» Task prompt:
Please repeat the records exactly. The pictures are to be left out.
◆ ◆ ◆
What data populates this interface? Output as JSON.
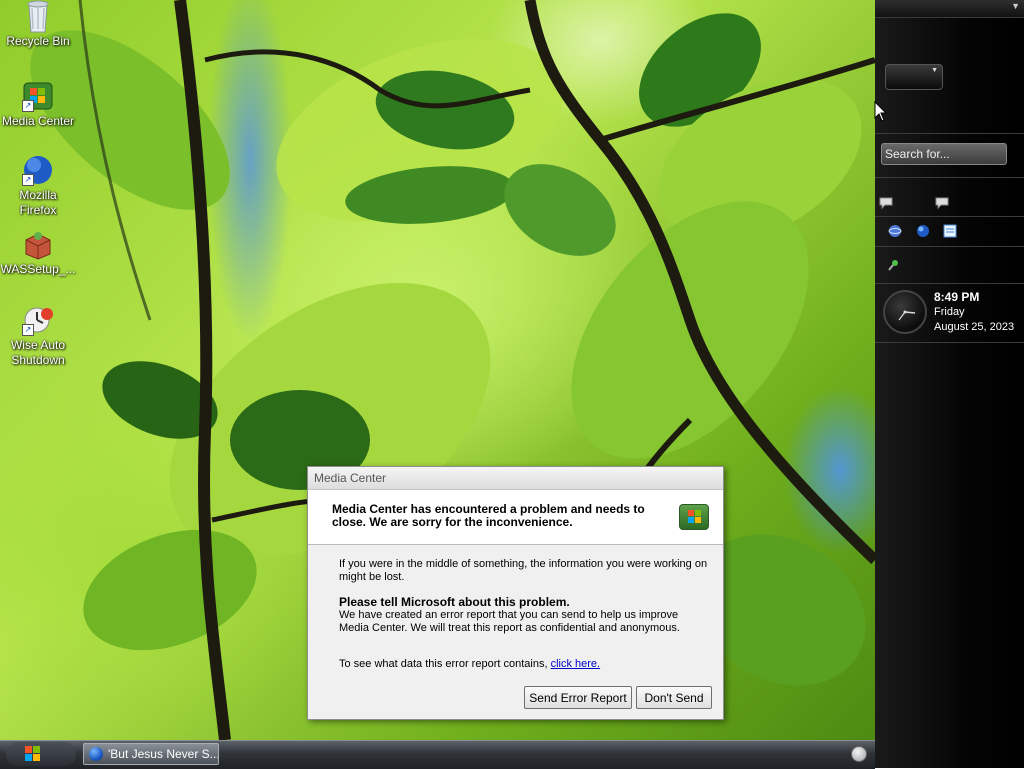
{
  "desktop": {
    "icons": [
      {
        "label": "Recycle Bin",
        "icon": "recycle-bin-icon"
      },
      {
        "label": "Media Center",
        "icon": "media-center-icon"
      },
      {
        "label": "Mozilla Firefox",
        "icon": "firefox-icon"
      },
      {
        "label": "WASSetup_...",
        "icon": "setup-package-icon"
      },
      {
        "label": "Wise Auto Shutdown",
        "icon": "wise-auto-shutdown-icon"
      }
    ]
  },
  "sidebar": {
    "search_placeholder": "Search for...",
    "clock": {
      "time": "8:49 PM",
      "day": "Friday",
      "date": "August 25, 2023"
    }
  },
  "taskbar": {
    "task_item": "'But Jesus Never S..."
  },
  "dialog": {
    "title": "Media Center",
    "heading": "Media Center has encountered a problem and needs to close.  We are sorry for the inconvenience.",
    "info": "If you were in the middle of something, the information you were working on might be lost.",
    "tell_heading": "Please tell Microsoft about this problem.",
    "tell_body": "We have created an error report that you can send to help us improve Media Center.  We will treat this report as confidential and anonymous.",
    "see_data_prefix": "To see what data this error report contains, ",
    "see_data_link": "click here.",
    "send_button": "Send Error Report",
    "dont_send_button": "Don't Send"
  }
}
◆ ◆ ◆
» Expected answer:
What data populates this interface? Output as JSON.
{
  "desktop": {
    "icons": [
      {
        "label": "Recycle Bin",
        "icon": "recycle-bin-icon"
      },
      {
        "label": "Media Center",
        "icon": "media-center-icon"
      },
      {
        "label": "Mozilla Firefox",
        "icon": "firefox-icon"
      },
      {
        "label": "WASSetup_...",
        "icon": "setup-package-icon"
      },
      {
        "label": "Wise Auto Shutdown",
        "icon": "wise-auto-shutdown-icon"
      }
    ]
  },
  "sidebar": {
    "search_placeholder": "Search for...",
    "clock": {
      "time": "8:49 PM",
      "day": "Friday",
      "date": "August 25, 2023"
    }
  },
  "taskbar": {
    "task_item": "'But Jesus Never S..."
  },
  "dialog": {
    "title": "Media Center",
    "heading": "Media Center has encountered a problem and needs to close.  We are sorry for the inconvenience.",
    "info": "If you were in the middle of something, the information you were working on might be lost.",
    "tell_heading": "Please tell Microsoft about this problem.",
    "tell_body": "We have created an error report that you can send to help us improve Media Center.  We will treat this report as confidential and anonymous.",
    "see_data_prefix": "To see what data this error report contains, ",
    "see_data_link": "click here.",
    "send_button": "Send Error Report",
    "dont_send_button": "Don't Send"
  }
}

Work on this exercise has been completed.